EXTRACTED DATA Start Marker

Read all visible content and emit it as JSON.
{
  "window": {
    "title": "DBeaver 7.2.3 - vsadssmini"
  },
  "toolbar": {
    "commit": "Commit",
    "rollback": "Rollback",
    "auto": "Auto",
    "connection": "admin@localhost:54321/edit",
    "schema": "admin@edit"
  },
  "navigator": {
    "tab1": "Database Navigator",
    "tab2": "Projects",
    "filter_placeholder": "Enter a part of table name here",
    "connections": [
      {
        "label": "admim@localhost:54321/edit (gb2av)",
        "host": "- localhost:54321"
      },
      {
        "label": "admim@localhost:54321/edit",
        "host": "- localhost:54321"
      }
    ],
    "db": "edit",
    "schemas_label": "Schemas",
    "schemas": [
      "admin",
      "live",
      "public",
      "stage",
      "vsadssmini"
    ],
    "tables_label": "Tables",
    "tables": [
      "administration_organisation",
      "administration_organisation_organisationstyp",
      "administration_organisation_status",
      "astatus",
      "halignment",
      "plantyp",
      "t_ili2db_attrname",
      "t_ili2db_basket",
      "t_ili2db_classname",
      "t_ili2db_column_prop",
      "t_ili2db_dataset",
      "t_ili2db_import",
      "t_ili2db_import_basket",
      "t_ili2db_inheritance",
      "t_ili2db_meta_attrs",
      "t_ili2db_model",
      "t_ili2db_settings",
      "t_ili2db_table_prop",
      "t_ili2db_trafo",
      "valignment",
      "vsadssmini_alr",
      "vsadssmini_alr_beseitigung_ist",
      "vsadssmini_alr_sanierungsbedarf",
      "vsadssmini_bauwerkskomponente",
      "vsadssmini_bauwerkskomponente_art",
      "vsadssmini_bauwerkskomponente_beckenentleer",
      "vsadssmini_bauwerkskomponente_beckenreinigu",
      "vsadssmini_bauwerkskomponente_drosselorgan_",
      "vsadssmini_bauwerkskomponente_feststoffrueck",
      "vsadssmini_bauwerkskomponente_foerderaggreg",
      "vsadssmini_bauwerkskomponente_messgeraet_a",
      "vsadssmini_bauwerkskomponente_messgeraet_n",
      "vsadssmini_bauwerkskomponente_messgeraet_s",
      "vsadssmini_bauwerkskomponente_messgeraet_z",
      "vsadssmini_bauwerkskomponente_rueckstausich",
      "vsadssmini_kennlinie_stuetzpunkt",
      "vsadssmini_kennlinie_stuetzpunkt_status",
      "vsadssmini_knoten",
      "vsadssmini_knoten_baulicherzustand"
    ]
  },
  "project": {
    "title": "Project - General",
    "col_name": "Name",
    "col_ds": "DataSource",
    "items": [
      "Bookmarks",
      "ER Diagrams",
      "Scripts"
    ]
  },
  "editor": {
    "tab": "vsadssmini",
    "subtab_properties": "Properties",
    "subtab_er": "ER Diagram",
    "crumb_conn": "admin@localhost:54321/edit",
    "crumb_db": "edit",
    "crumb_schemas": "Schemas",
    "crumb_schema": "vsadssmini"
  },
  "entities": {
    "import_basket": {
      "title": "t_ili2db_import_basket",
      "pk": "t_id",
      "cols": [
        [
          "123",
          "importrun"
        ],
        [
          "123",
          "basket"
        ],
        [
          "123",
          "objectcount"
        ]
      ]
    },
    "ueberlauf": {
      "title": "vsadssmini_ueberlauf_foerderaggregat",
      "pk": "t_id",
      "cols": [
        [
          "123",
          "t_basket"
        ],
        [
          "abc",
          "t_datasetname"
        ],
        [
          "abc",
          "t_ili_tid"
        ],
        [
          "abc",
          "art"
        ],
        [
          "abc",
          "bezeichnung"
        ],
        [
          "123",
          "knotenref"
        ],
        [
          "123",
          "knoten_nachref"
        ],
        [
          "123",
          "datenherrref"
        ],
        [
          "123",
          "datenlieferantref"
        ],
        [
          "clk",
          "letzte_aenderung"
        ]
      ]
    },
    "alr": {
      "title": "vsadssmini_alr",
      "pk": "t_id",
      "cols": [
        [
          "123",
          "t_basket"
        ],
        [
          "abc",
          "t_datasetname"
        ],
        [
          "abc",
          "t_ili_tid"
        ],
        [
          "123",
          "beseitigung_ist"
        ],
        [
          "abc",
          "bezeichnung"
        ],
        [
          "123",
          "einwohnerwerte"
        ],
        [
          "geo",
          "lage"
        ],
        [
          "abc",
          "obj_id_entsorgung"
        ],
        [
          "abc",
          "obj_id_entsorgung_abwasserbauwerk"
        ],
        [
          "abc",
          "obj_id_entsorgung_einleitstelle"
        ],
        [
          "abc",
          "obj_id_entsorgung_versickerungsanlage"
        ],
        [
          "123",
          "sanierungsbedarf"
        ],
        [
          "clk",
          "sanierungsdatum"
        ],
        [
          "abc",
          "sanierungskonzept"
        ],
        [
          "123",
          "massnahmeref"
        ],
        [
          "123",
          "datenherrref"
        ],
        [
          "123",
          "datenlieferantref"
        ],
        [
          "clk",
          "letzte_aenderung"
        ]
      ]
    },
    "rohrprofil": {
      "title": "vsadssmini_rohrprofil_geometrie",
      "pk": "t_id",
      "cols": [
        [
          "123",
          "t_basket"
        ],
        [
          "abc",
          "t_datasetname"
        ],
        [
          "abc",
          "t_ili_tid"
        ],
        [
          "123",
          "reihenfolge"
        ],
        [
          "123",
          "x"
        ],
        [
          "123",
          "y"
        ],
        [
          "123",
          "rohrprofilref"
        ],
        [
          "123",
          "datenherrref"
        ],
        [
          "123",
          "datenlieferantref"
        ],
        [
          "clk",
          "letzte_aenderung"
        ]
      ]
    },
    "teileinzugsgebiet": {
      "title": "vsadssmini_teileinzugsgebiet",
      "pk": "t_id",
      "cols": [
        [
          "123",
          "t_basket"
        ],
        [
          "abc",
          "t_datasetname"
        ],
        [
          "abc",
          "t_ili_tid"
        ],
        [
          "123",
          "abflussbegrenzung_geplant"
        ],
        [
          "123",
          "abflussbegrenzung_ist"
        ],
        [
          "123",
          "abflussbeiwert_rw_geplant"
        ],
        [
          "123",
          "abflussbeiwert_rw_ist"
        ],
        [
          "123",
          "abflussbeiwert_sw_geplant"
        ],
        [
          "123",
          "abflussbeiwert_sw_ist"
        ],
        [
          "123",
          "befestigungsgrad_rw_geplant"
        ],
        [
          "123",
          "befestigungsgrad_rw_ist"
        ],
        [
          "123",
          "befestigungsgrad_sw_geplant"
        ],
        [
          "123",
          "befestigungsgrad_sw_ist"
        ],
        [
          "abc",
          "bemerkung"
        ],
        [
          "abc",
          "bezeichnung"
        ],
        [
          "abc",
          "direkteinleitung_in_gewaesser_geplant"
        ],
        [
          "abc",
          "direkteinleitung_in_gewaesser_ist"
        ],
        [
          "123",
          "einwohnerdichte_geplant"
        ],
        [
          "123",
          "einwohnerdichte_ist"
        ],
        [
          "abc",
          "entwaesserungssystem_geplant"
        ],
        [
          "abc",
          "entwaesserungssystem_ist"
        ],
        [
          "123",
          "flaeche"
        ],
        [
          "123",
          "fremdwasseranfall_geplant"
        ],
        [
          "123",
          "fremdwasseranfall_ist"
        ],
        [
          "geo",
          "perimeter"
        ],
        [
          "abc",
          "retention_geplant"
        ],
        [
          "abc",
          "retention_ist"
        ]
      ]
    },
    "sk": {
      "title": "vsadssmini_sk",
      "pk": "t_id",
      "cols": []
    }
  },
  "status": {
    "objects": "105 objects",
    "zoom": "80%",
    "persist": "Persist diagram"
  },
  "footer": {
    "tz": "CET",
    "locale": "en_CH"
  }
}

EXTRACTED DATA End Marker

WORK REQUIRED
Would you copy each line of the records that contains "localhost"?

OUTPUT OF THE TASK
    "connection": "admin@localhost:54321/edit",
        "label": "admim@localhost:54321/edit (gb2av)",
        "host": "- localhost:54321"
        "label": "admim@localhost:54321/edit",
        "host": "- localhost:54321"
    "crumb_conn": "admin@localhost:54321/edit",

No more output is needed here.